**EXERCISE INSTRUCTIONS**: The required result is each line of the entries below containing the string "count".

*** EXTRACTED DATA ***

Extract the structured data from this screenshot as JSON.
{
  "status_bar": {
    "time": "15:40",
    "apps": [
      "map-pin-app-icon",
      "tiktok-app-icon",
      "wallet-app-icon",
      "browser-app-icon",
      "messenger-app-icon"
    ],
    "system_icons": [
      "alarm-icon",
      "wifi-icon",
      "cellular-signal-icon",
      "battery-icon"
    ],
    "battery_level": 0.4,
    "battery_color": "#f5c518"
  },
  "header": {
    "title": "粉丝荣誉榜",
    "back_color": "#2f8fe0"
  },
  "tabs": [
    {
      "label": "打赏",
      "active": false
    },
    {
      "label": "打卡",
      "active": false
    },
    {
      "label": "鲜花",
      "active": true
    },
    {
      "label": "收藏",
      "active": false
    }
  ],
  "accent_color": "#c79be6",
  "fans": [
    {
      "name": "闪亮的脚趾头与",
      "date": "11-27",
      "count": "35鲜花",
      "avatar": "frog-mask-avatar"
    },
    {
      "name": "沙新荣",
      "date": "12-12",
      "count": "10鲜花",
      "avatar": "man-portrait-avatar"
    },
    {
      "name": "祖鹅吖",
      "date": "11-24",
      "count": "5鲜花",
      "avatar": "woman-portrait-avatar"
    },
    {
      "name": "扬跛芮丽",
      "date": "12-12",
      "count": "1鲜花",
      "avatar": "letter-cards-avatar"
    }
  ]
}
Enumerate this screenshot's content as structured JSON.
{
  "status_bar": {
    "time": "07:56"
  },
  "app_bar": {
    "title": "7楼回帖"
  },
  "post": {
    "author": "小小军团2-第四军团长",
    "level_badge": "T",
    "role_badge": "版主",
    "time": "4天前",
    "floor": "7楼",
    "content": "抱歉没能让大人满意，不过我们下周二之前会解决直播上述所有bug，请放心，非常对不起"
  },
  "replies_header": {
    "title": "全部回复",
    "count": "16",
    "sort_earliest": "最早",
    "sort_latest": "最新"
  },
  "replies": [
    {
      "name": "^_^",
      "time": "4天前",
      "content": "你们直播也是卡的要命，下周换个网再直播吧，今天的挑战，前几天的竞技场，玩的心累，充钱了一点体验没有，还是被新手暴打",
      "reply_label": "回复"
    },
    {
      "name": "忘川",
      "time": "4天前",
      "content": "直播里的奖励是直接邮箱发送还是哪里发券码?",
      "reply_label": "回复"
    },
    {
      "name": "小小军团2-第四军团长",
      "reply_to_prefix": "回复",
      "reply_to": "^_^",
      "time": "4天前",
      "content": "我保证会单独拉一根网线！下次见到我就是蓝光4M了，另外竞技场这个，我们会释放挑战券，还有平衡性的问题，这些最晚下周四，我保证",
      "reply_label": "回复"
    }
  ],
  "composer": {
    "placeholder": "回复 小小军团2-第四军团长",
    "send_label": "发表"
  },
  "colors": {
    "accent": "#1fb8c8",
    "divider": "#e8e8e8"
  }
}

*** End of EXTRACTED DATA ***
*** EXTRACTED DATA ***

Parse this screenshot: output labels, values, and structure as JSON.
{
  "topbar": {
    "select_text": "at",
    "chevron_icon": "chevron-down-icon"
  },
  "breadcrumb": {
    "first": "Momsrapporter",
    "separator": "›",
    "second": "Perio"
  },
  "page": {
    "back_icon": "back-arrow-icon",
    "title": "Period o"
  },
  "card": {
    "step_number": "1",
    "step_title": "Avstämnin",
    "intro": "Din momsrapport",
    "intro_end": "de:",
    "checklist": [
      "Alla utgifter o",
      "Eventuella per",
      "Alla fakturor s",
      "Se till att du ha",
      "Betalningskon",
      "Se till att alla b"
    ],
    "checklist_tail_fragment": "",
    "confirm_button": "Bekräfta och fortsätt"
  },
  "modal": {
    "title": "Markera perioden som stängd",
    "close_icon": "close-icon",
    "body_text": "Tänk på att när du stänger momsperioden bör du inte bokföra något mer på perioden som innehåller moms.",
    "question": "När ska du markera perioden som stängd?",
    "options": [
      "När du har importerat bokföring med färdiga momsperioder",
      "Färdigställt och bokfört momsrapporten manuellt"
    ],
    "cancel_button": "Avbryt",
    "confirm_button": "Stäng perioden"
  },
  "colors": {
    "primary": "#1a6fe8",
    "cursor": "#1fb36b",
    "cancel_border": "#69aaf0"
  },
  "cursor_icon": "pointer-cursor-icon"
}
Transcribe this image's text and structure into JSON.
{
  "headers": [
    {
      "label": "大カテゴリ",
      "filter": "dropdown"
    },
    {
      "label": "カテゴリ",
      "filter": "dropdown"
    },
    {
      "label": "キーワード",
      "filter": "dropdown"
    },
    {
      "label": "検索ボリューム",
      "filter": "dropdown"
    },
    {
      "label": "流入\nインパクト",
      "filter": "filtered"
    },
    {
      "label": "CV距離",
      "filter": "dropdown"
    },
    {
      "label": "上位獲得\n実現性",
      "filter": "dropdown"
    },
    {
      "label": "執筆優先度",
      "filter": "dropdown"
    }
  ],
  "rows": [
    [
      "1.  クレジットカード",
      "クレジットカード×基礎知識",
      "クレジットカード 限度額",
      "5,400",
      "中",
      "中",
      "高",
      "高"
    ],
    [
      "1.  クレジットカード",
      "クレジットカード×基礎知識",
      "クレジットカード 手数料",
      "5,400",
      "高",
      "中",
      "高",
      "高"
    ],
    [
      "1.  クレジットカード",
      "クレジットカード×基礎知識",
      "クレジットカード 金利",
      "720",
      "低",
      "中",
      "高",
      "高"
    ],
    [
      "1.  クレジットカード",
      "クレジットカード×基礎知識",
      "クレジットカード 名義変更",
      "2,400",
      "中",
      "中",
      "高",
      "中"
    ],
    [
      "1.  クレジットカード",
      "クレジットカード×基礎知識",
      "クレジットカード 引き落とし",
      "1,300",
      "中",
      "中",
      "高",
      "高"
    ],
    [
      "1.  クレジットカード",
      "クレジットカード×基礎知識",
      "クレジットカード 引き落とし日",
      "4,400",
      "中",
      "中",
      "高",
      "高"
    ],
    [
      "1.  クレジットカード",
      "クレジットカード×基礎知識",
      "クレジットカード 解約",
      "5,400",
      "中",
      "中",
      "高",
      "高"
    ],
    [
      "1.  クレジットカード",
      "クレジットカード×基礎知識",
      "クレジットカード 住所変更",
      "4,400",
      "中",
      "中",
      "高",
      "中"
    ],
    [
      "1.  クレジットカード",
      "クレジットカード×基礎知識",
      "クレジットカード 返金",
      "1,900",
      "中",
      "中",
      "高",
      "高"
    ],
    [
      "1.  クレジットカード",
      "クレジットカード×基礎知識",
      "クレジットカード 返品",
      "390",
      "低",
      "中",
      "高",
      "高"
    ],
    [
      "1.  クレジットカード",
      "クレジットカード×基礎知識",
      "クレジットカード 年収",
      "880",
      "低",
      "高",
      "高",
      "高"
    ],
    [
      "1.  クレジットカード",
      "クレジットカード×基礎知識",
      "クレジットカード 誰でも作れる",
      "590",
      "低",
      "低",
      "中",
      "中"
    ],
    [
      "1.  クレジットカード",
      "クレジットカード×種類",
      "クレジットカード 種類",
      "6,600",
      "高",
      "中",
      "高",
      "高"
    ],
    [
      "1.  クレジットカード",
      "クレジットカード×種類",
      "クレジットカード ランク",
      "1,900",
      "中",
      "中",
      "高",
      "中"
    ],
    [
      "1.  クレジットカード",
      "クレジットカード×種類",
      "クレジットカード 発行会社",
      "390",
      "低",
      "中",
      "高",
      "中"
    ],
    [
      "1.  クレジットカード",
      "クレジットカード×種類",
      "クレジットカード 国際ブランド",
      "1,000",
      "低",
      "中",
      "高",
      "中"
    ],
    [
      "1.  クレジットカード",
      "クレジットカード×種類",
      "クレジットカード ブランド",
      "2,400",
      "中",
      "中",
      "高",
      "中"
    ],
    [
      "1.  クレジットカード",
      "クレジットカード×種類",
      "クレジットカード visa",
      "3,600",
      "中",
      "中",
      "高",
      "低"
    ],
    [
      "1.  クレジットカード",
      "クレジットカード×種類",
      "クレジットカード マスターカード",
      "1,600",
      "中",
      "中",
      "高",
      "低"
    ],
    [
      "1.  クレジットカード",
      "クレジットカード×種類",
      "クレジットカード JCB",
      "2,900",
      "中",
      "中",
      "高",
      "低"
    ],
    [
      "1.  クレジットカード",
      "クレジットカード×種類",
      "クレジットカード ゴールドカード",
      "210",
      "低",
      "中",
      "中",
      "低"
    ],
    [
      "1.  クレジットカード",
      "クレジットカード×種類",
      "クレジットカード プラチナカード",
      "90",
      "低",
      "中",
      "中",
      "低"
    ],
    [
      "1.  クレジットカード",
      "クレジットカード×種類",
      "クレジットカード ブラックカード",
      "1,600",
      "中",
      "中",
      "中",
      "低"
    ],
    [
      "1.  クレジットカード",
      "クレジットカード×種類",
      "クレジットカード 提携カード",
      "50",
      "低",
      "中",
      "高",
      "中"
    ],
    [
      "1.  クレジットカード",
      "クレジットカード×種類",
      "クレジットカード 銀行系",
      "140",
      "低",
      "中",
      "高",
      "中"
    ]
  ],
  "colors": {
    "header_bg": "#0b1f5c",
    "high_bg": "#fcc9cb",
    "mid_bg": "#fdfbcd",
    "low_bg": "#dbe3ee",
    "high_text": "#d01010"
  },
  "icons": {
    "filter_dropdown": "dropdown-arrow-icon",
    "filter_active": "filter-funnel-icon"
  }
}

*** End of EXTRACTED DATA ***
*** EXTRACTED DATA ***

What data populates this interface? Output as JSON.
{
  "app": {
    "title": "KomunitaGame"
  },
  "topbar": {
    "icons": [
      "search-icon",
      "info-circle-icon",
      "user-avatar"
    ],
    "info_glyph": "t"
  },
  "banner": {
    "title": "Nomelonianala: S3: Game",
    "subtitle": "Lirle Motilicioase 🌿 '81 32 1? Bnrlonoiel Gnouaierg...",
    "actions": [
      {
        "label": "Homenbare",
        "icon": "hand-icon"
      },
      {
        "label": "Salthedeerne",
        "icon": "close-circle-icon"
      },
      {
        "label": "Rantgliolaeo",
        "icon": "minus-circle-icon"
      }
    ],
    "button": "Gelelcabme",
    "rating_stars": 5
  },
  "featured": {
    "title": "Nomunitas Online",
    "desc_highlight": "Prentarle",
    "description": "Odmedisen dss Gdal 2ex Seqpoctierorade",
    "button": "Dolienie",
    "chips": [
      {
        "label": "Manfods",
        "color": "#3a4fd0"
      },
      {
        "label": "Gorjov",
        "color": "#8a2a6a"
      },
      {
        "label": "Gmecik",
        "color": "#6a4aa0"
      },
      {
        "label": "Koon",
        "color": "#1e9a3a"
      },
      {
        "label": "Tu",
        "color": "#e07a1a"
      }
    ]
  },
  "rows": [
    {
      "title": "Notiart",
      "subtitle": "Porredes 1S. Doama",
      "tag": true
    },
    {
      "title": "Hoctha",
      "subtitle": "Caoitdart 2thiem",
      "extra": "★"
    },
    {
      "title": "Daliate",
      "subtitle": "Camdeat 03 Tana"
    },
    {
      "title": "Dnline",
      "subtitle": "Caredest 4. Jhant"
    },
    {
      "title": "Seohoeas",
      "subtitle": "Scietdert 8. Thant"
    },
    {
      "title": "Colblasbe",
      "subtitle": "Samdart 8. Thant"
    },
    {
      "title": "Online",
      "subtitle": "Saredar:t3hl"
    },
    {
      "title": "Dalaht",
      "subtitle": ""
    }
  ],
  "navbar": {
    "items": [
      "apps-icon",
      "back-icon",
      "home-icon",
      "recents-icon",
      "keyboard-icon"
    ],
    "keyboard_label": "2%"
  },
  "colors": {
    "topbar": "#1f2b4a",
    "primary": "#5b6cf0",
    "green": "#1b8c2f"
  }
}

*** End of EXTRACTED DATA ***

**THE ANSWER**:
      "count": "35鲜花",
      "count": "10鲜花",
      "count": "5鲜花",
      "count": "1鲜花",
    "count": "16",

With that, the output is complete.